** Opening Data block **
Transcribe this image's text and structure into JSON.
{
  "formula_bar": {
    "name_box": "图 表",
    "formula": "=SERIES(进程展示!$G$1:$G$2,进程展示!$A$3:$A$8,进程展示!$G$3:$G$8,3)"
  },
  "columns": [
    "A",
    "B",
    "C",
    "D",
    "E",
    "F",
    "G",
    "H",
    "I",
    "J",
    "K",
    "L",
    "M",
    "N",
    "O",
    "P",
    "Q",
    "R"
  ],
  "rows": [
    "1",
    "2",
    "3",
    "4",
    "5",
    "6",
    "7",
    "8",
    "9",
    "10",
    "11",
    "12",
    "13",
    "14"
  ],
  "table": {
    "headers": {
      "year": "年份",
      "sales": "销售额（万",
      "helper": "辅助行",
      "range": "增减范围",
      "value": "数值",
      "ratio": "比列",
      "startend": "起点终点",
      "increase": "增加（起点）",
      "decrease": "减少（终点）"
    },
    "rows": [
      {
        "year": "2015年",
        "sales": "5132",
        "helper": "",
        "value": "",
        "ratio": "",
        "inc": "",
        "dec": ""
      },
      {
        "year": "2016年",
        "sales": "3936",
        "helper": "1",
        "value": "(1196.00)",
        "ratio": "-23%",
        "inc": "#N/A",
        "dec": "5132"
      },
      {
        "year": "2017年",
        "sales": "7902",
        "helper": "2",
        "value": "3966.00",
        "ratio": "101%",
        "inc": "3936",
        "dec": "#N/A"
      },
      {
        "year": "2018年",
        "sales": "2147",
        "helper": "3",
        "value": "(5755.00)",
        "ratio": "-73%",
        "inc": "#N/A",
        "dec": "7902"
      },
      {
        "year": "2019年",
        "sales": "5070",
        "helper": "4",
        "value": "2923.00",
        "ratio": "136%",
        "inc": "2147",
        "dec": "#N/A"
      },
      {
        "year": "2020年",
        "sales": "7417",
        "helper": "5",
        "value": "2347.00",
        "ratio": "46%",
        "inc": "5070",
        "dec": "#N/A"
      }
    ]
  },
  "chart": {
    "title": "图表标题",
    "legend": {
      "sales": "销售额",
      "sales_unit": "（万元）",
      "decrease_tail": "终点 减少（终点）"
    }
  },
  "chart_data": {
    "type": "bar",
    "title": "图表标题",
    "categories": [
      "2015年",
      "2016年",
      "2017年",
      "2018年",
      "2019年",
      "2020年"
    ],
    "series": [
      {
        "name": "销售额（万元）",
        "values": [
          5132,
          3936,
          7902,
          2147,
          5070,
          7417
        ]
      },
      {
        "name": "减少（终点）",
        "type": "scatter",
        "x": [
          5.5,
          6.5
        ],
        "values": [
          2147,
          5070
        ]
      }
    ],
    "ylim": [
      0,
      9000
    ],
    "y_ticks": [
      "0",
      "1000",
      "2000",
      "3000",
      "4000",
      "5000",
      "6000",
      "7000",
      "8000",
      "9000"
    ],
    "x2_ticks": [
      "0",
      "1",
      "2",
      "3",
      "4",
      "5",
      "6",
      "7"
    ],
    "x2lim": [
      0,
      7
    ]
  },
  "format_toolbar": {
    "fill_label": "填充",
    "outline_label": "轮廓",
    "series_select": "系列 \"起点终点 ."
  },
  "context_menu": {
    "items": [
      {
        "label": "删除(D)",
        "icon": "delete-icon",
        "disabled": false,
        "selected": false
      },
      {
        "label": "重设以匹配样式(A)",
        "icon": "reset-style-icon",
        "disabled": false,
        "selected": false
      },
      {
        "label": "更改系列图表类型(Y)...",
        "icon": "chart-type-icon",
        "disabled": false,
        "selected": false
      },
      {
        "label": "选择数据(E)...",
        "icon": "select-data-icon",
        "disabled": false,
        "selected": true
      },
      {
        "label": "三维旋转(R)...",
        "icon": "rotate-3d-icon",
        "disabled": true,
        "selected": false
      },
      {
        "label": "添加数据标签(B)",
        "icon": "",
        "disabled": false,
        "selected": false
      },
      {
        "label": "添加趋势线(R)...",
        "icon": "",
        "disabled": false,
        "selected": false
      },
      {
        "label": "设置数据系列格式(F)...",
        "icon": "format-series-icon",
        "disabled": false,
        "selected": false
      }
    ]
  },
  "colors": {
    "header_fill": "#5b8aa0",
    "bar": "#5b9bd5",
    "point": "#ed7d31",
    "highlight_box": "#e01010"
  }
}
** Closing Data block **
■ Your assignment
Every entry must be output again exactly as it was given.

■ Output of the exercise
Transcribe this image's text and structure into JSON.
{
  "formula_bar": {
    "name_box": "图 表",
    "formula": "=SERIES(进程展示!$G$1:$G$2,进程展示!$A$3:$A$8,进程展示!$G$3:$G$8,3)"
  },
  "columns": [
    "A",
    "B",
    "C",
    "D",
    "E",
    "F",
    "G",
    "H",
    "I",
    "J",
    "K",
    "L",
    "M",
    "N",
    "O",
    "P",
    "Q",
    "R"
  ],
  "rows": [
    "1",
    "2",
    "3",
    "4",
    "5",
    "6",
    "7",
    "8",
    "9",
    "10",
    "11",
    "12",
    "13",
    "14"
  ],
  "table": {
    "headers": {
      "year": "年份",
      "sales": "销售额（万",
      "helper": "辅助行",
      "range": "增减范围",
      "value": "数值",
      "ratio": "比列",
      "startend": "起点终点",
      "increase": "增加（起点）",
      "decrease": "减少（终点）"
    },
    "rows": [
      {
        "year": "2015年",
        "sales": "5132",
        "helper": "",
        "value": "",
        "ratio": "",
        "inc": "",
        "dec": ""
      },
      {
        "year": "2016年",
        "sales": "3936",
        "helper": "1",
        "value": "(1196.00)",
        "ratio": "-23%",
        "inc": "#N/A",
        "dec": "5132"
      },
      {
        "year": "2017年",
        "sales": "7902",
        "helper": "2",
        "value": "3966.00",
        "ratio": "101%",
        "inc": "3936",
        "dec": "#N/A"
      },
      {
        "year": "2018年",
        "sales": "2147",
        "helper": "3",
        "value": "(5755.00)",
        "ratio": "-73%",
        "inc": "#N/A",
        "dec": "7902"
      },
      {
        "year": "2019年",
        "sales": "5070",
        "helper": "4",
        "value": "2923.00",
        "ratio": "136%",
        "inc": "2147",
        "dec": "#N/A"
      },
      {
        "year": "2020年",
        "sales": "7417",
        "helper": "5",
        "value": "2347.00",
        "ratio": "46%",
        "inc": "5070",
        "dec": "#N/A"
      }
    ]
  },
  "chart": {
    "title": "图表标题",
    "legend": {
      "sales": "销售额",
      "sales_unit": "（万元）",
      "decrease_tail": "终点 减少（终点）"
    }
  },
  "chart_data": {
    "type": "bar",
    "title": "图表标题",
    "categories": [
      "2015年",
      "2016年",
      "2017年",
      "2018年",
      "2019年",
      "2020年"
    ],
    "series": [
      {
        "name": "销售额（万元）",
        "values": [
          5132,
          3936,
          7902,
          2147,
          5070,
          7417
        ]
      },
      {
        "name": "减少（终点）",
        "type": "scatter",
        "x": [
          5.5,
          6.5
        ],
        "values": [
          2147,
          5070
        ]
      }
    ],
    "ylim": [
      0,
      9000
    ],
    "y_ticks": [
      "0",
      "1000",
      "2000",
      "3000",
      "4000",
      "5000",
      "6000",
      "7000",
      "8000",
      "9000"
    ],
    "x2_ticks": [
      "0",
      "1",
      "2",
      "3",
      "4",
      "5",
      "6",
      "7"
    ],
    "x2lim": [
      0,
      7
    ]
  },
  "format_toolbar": {
    "fill_label": "填充",
    "outline_label": "轮廓",
    "series_select": "系列 \"起点终点 ."
  },
  "context_menu": {
    "items": [
      {
        "label": "删除(D)",
        "icon": "delete-icon",
        "disabled": false,
        "selected": false
      },
      {
        "label": "重设以匹配样式(A)",
        "icon": "reset-style-icon",
        "disabled": false,
        "selected": false
      },
      {
        "label": "更改系列图表类型(Y)...",
        "icon": "chart-type-icon",
        "disabled": false,
        "selected": false
      },
      {
        "label": "选择数据(E)...",
        "icon": "select-data-icon",
        "disabled": false,
        "selected": true
      },
      {
        "label": "三维旋转(R)...",
        "icon": "rotate-3d-icon",
        "disabled": true,
        "selected": false
      },
      {
        "label": "添加数据标签(B)",
        "icon": "",
        "disabled": false,
        "selected": false
      },
      {
        "label": "添加趋势线(R)...",
        "icon": "",
        "disabled": false,
        "selected": false
      },
      {
        "label": "设置数据系列格式(F)...",
        "icon": "format-series-icon",
        "disabled": false,
        "selected": false
      }
    ]
  },
  "colors": {
    "header_fill": "#5b8aa0",
    "bar": "#5b9bd5",
    "point": "#ed7d31",
    "highlight_box": "#e01010"
  }
}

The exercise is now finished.